What you have to do – Only lines holding the string "this" are wanted; copy each one from the material.

Input data –

┄┄┄┄┄┄┄┄┄┄┄┄┄┄┄┄┄┄┄┄

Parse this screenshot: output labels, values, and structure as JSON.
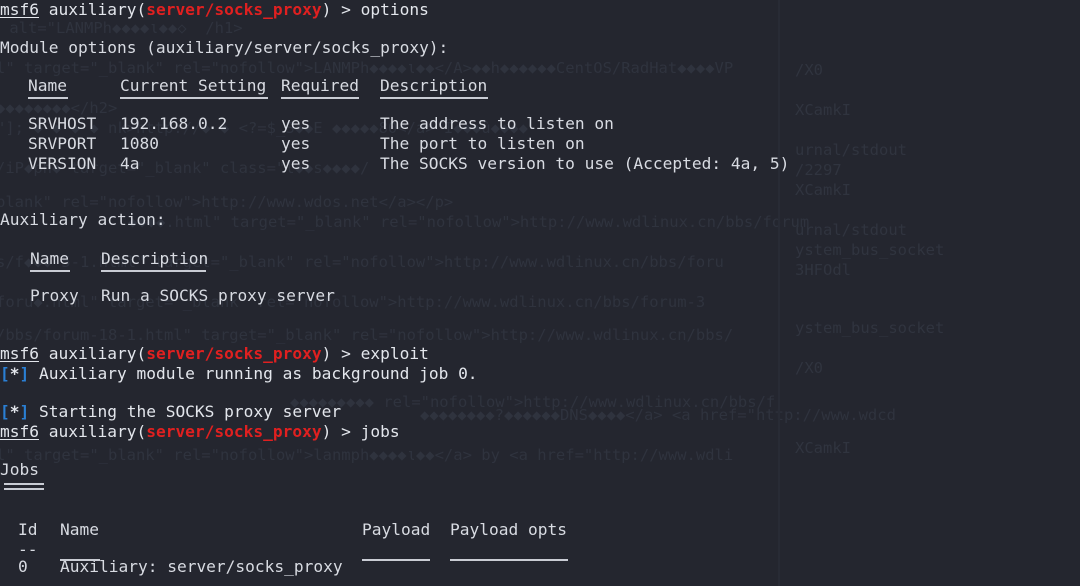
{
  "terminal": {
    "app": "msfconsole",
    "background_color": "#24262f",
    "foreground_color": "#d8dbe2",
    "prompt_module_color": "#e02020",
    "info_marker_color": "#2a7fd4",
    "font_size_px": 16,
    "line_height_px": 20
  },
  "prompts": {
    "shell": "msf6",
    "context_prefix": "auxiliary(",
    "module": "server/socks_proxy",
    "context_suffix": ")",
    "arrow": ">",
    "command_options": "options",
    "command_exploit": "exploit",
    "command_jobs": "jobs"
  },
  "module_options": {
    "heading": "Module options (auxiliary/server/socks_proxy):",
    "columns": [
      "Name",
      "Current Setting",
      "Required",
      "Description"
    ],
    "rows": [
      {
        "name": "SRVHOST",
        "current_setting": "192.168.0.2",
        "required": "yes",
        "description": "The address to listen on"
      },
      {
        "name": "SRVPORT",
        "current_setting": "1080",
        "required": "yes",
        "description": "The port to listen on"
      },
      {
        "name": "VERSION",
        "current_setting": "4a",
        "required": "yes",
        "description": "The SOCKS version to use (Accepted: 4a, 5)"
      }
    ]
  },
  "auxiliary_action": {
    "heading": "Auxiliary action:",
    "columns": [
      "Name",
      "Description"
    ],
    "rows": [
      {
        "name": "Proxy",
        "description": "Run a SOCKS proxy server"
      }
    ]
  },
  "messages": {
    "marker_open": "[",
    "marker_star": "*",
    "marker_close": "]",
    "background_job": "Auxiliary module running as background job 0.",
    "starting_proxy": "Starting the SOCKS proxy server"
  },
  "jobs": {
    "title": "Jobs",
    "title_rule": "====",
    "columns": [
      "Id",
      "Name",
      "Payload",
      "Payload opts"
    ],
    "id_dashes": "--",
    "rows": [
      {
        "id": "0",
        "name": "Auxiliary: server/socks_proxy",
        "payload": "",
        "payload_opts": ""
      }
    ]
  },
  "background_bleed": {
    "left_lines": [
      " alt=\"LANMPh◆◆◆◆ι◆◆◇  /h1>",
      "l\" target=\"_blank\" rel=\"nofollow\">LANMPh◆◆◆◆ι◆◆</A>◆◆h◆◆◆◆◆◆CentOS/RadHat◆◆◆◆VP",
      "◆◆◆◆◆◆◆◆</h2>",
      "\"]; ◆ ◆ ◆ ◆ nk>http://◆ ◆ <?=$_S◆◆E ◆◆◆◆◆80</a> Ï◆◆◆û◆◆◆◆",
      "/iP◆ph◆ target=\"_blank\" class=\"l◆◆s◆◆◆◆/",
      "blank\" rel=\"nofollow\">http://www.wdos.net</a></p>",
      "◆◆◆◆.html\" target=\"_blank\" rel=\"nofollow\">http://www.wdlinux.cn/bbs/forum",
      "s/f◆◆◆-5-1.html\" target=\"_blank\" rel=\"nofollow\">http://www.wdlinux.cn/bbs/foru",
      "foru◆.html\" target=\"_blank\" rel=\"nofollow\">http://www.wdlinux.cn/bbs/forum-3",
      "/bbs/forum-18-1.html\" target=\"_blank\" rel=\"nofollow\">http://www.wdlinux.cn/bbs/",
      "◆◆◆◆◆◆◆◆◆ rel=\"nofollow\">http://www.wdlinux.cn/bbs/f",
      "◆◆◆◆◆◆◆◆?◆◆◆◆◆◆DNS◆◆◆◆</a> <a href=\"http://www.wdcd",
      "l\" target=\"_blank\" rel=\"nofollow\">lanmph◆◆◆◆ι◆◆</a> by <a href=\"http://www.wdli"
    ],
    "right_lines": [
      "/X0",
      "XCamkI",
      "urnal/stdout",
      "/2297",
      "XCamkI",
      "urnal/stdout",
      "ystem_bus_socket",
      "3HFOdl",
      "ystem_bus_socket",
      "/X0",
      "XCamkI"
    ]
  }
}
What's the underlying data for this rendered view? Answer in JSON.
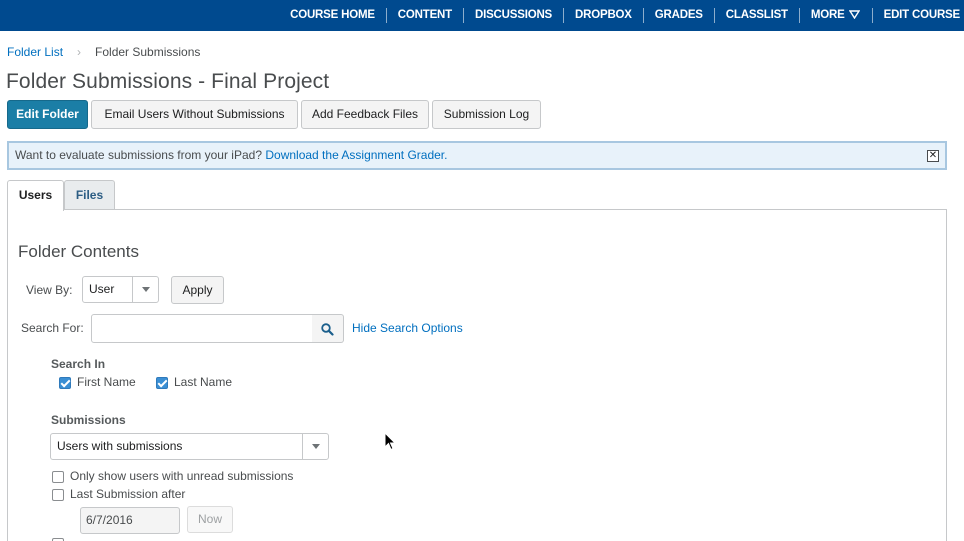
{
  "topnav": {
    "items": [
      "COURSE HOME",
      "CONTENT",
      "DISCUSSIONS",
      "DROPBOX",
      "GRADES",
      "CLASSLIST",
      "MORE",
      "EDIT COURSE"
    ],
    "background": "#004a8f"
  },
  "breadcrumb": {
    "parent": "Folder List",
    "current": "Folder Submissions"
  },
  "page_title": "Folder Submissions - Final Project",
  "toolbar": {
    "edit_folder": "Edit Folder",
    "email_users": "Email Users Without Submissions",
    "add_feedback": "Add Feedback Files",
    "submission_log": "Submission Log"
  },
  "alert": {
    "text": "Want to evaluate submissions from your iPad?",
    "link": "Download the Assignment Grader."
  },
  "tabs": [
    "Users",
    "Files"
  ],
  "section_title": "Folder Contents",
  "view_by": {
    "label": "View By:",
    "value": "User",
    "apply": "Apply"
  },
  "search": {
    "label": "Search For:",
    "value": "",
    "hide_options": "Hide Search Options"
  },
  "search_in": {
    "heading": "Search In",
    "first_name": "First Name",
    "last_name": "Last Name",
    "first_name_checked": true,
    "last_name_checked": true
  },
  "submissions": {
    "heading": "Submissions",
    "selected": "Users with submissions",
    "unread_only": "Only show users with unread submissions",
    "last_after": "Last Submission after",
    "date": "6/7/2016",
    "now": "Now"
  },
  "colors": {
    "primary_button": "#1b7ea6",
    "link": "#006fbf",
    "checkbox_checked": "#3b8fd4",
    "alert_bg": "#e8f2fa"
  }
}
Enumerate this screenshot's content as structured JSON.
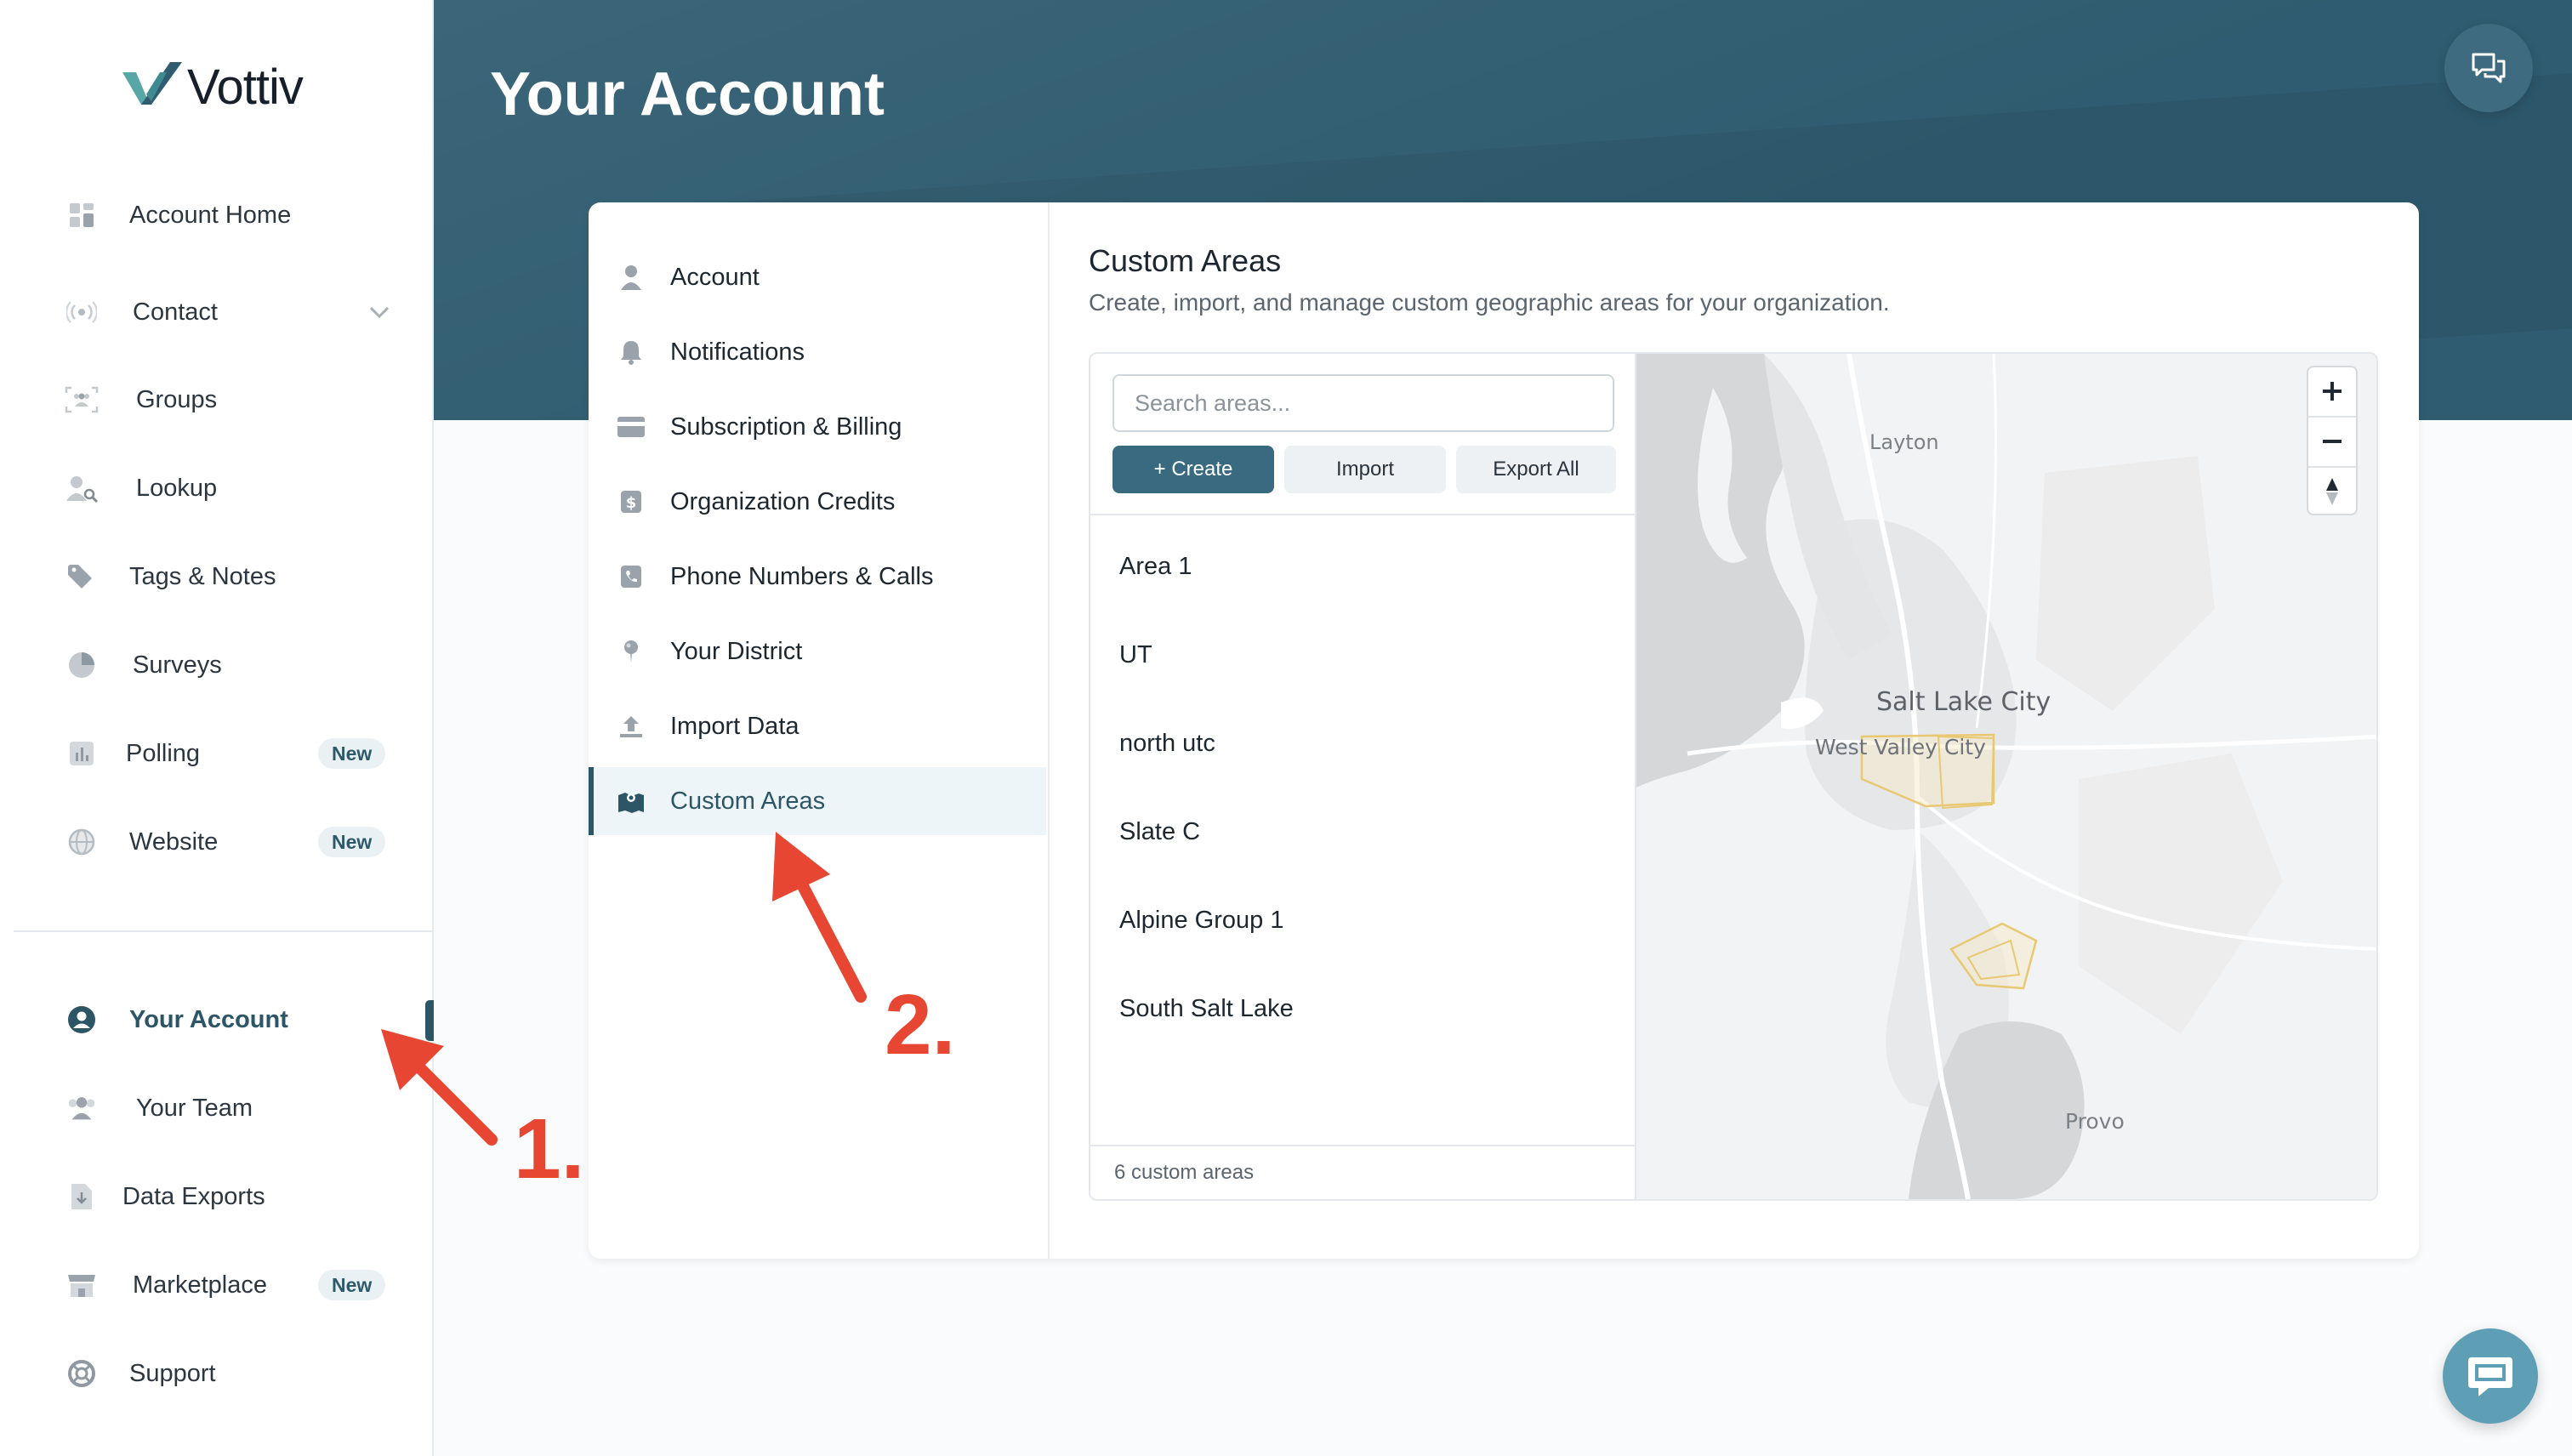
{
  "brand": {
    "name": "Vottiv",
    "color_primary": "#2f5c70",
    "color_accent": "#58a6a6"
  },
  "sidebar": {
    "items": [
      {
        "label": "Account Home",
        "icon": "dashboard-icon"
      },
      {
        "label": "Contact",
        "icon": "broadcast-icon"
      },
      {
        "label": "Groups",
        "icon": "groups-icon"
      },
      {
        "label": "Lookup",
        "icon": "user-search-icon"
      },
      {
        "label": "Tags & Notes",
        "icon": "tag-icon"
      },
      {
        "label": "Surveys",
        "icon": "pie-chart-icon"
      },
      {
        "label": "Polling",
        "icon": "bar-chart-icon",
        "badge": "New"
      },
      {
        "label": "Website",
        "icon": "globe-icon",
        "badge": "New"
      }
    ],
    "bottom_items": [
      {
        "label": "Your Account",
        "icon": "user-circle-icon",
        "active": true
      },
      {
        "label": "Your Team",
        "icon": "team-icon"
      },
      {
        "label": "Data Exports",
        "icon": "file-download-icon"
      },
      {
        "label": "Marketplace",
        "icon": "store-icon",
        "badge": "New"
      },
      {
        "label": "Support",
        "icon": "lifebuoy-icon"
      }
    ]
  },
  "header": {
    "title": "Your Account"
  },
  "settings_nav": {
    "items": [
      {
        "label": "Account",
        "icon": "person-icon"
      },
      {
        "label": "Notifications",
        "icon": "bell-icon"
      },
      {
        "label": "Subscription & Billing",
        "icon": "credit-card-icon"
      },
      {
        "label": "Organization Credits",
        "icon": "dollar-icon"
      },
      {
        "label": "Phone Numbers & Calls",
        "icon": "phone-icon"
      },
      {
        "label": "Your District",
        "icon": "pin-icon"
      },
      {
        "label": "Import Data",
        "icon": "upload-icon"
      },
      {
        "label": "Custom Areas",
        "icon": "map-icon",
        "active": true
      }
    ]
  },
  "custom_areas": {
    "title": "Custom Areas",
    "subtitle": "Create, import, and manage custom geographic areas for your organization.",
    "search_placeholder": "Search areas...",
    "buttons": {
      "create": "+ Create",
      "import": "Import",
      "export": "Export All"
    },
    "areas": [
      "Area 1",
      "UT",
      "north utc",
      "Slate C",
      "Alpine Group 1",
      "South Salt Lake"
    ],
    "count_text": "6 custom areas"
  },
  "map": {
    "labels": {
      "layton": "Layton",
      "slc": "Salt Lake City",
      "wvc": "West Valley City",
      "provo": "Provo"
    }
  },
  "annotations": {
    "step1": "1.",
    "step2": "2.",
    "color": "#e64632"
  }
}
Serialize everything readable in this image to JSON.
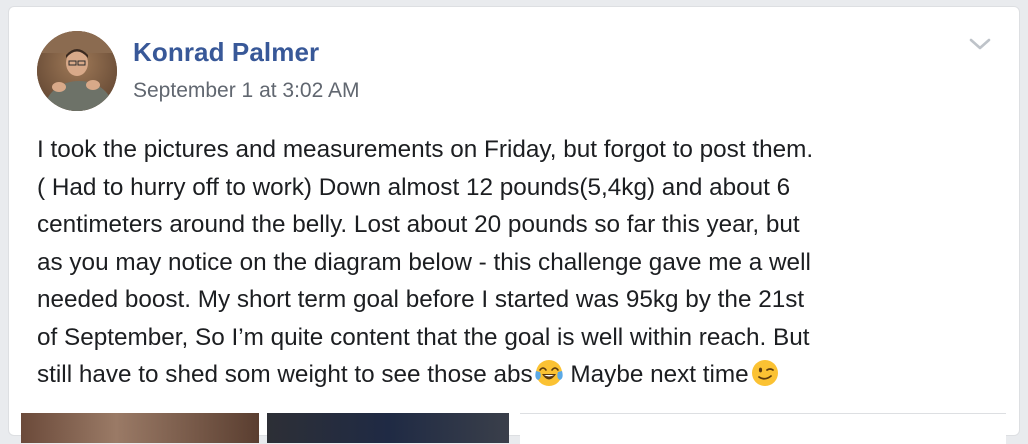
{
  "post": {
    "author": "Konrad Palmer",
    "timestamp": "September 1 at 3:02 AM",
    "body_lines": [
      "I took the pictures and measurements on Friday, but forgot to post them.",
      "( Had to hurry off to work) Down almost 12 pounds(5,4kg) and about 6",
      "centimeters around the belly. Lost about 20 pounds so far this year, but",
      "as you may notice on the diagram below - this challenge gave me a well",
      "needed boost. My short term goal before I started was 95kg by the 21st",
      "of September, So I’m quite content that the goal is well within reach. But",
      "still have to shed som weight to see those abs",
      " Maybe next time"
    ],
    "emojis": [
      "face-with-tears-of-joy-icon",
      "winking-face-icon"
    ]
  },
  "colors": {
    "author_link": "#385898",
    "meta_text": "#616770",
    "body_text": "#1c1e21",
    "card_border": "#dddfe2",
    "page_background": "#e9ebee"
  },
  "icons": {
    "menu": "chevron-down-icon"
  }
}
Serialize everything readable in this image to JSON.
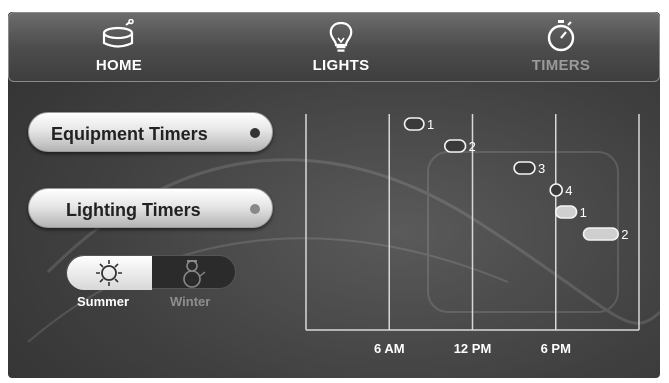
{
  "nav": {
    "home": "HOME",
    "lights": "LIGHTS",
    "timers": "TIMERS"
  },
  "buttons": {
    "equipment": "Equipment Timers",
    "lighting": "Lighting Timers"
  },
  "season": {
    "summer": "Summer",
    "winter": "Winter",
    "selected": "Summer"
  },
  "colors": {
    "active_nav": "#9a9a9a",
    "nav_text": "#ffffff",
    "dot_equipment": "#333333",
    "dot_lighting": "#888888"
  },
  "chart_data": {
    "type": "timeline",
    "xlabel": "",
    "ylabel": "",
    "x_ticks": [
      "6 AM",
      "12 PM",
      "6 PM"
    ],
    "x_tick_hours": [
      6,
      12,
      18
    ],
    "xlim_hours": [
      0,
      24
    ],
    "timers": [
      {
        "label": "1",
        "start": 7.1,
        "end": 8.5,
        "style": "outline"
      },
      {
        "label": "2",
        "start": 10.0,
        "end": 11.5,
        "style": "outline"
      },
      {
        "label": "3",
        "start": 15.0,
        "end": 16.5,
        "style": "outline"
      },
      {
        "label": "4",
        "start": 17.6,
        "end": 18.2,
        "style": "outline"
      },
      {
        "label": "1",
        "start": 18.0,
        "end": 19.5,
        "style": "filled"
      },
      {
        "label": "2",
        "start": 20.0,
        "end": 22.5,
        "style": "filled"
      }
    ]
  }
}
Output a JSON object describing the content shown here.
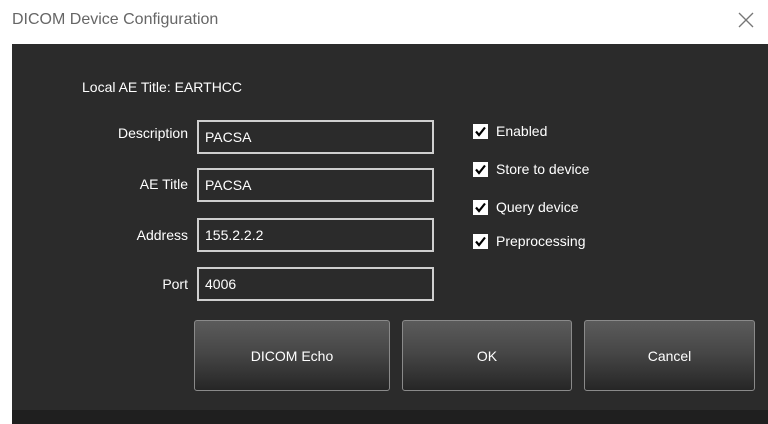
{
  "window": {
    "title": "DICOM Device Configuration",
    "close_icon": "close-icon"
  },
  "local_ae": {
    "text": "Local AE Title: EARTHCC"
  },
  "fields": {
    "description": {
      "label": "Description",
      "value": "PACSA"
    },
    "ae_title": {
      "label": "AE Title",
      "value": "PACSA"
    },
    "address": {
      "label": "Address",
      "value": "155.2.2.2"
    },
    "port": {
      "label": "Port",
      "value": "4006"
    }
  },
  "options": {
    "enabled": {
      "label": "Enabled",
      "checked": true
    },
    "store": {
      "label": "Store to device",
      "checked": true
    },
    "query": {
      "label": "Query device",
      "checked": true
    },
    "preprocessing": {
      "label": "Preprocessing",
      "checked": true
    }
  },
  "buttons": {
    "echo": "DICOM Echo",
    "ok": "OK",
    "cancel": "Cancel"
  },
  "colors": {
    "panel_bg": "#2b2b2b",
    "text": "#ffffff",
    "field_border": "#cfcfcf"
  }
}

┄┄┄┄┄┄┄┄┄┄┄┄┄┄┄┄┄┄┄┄

Task response –
Parse this screenshot: output labels, values, and structure as JSON.
What's the underlying data for this rendered view? Answer in JSON.
Enumerate this screenshot's content as structured JSON.
Serialize everything readable in this image to JSON.
      "centimeters around the belly. Lost about 20 pounds so far this year, but",
      "as you may notice on the diagram below - this challenge gave me a well",
Serialize everything readable in this image to JSON.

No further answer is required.